== Segment start ==

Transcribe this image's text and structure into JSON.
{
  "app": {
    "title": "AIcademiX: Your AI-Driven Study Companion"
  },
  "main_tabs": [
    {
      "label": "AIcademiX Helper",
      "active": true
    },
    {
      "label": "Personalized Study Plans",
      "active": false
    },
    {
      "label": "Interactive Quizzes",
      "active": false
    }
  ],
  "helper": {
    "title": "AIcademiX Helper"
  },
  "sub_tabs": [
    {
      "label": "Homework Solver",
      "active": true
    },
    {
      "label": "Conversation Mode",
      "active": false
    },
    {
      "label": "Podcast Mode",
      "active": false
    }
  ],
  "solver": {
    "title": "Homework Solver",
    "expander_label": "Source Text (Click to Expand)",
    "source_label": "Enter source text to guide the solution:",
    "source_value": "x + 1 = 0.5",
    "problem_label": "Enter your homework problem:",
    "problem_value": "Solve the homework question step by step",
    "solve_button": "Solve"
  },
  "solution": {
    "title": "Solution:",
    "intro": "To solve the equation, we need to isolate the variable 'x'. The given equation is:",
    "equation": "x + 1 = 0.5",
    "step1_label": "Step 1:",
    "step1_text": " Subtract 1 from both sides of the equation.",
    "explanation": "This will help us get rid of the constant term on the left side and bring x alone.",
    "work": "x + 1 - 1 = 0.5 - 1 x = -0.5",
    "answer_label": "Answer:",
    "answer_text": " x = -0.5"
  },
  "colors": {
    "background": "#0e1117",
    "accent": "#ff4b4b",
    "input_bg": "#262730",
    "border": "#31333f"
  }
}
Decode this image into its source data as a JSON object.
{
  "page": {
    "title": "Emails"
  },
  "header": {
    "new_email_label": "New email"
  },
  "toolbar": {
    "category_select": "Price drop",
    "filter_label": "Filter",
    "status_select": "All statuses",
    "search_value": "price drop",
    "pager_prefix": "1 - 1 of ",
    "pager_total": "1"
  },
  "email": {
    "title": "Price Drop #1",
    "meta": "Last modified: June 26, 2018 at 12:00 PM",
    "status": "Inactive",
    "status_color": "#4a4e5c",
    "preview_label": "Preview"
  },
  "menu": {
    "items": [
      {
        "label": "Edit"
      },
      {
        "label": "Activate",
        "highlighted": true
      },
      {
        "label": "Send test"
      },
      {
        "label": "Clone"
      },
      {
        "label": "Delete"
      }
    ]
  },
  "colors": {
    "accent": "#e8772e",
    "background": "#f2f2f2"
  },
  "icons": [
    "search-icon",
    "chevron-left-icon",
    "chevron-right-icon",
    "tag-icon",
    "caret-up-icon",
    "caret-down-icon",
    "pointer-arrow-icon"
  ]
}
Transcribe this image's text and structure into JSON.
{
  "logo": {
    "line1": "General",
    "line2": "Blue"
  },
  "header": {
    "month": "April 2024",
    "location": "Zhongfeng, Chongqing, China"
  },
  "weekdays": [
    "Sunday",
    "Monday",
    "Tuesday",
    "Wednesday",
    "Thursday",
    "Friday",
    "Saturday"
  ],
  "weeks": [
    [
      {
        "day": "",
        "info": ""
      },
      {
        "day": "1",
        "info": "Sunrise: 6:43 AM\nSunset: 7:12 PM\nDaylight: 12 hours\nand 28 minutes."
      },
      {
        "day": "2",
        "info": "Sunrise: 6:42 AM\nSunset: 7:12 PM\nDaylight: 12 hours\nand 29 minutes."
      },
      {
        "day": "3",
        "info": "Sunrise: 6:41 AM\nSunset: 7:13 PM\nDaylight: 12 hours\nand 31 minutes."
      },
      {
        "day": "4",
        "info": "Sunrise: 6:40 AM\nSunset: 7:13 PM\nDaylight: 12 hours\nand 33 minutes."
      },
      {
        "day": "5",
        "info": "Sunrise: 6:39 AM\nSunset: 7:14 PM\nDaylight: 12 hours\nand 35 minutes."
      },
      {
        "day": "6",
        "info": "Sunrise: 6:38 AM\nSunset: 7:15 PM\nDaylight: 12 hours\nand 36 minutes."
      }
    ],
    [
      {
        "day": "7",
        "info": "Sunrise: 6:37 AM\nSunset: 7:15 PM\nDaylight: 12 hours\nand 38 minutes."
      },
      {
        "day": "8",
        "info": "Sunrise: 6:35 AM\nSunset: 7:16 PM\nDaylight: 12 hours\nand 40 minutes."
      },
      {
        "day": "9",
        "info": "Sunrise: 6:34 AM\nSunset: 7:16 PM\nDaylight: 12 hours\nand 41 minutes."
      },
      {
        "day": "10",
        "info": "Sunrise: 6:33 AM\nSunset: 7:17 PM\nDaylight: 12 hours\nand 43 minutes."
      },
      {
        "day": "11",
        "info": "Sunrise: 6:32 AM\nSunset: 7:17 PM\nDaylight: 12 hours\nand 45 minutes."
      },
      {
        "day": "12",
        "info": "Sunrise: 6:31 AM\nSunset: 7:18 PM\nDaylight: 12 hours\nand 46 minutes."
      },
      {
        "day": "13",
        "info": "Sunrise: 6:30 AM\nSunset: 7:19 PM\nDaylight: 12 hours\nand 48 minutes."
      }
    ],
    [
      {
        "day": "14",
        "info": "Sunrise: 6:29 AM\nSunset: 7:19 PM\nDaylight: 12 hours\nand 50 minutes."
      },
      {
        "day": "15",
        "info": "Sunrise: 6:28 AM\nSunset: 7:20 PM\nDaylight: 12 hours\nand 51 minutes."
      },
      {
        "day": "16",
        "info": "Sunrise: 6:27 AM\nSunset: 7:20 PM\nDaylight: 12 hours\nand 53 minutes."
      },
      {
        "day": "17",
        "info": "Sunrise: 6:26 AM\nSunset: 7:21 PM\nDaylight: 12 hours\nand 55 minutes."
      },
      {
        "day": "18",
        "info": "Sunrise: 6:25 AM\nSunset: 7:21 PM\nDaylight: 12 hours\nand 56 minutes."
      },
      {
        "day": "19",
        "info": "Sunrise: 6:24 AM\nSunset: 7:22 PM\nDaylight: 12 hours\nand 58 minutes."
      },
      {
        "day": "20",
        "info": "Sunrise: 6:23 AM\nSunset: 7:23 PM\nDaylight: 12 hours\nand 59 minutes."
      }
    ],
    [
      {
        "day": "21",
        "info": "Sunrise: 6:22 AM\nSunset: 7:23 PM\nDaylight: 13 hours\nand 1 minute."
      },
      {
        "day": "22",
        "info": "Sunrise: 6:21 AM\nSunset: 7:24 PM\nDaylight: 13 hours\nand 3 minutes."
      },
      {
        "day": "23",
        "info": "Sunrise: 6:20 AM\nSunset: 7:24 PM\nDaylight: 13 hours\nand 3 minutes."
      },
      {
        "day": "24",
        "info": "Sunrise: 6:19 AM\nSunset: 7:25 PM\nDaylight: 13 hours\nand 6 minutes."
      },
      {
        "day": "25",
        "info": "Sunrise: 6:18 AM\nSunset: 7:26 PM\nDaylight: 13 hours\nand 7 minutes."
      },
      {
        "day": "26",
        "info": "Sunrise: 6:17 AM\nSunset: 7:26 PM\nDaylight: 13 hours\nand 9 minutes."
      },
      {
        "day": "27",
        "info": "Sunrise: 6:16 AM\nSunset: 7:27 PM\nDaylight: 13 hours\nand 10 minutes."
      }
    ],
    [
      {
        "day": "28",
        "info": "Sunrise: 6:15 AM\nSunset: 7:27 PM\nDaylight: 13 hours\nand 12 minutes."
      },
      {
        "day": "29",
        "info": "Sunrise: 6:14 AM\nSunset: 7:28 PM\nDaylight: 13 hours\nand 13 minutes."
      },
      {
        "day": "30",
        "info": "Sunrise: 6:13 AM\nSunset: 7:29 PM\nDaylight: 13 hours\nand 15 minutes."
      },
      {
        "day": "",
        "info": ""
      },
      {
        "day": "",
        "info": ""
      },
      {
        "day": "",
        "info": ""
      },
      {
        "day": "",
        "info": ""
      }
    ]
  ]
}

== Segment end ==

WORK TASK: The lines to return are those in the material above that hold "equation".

WRITTEN RESPONSE:
    "intro": "To solve the equation, we need to isolate the variable 'x'. The given equation is:",
    "equation": "x + 1 = 0.5",
    "step1_text": " Subtract 1 from both sides of the equation.",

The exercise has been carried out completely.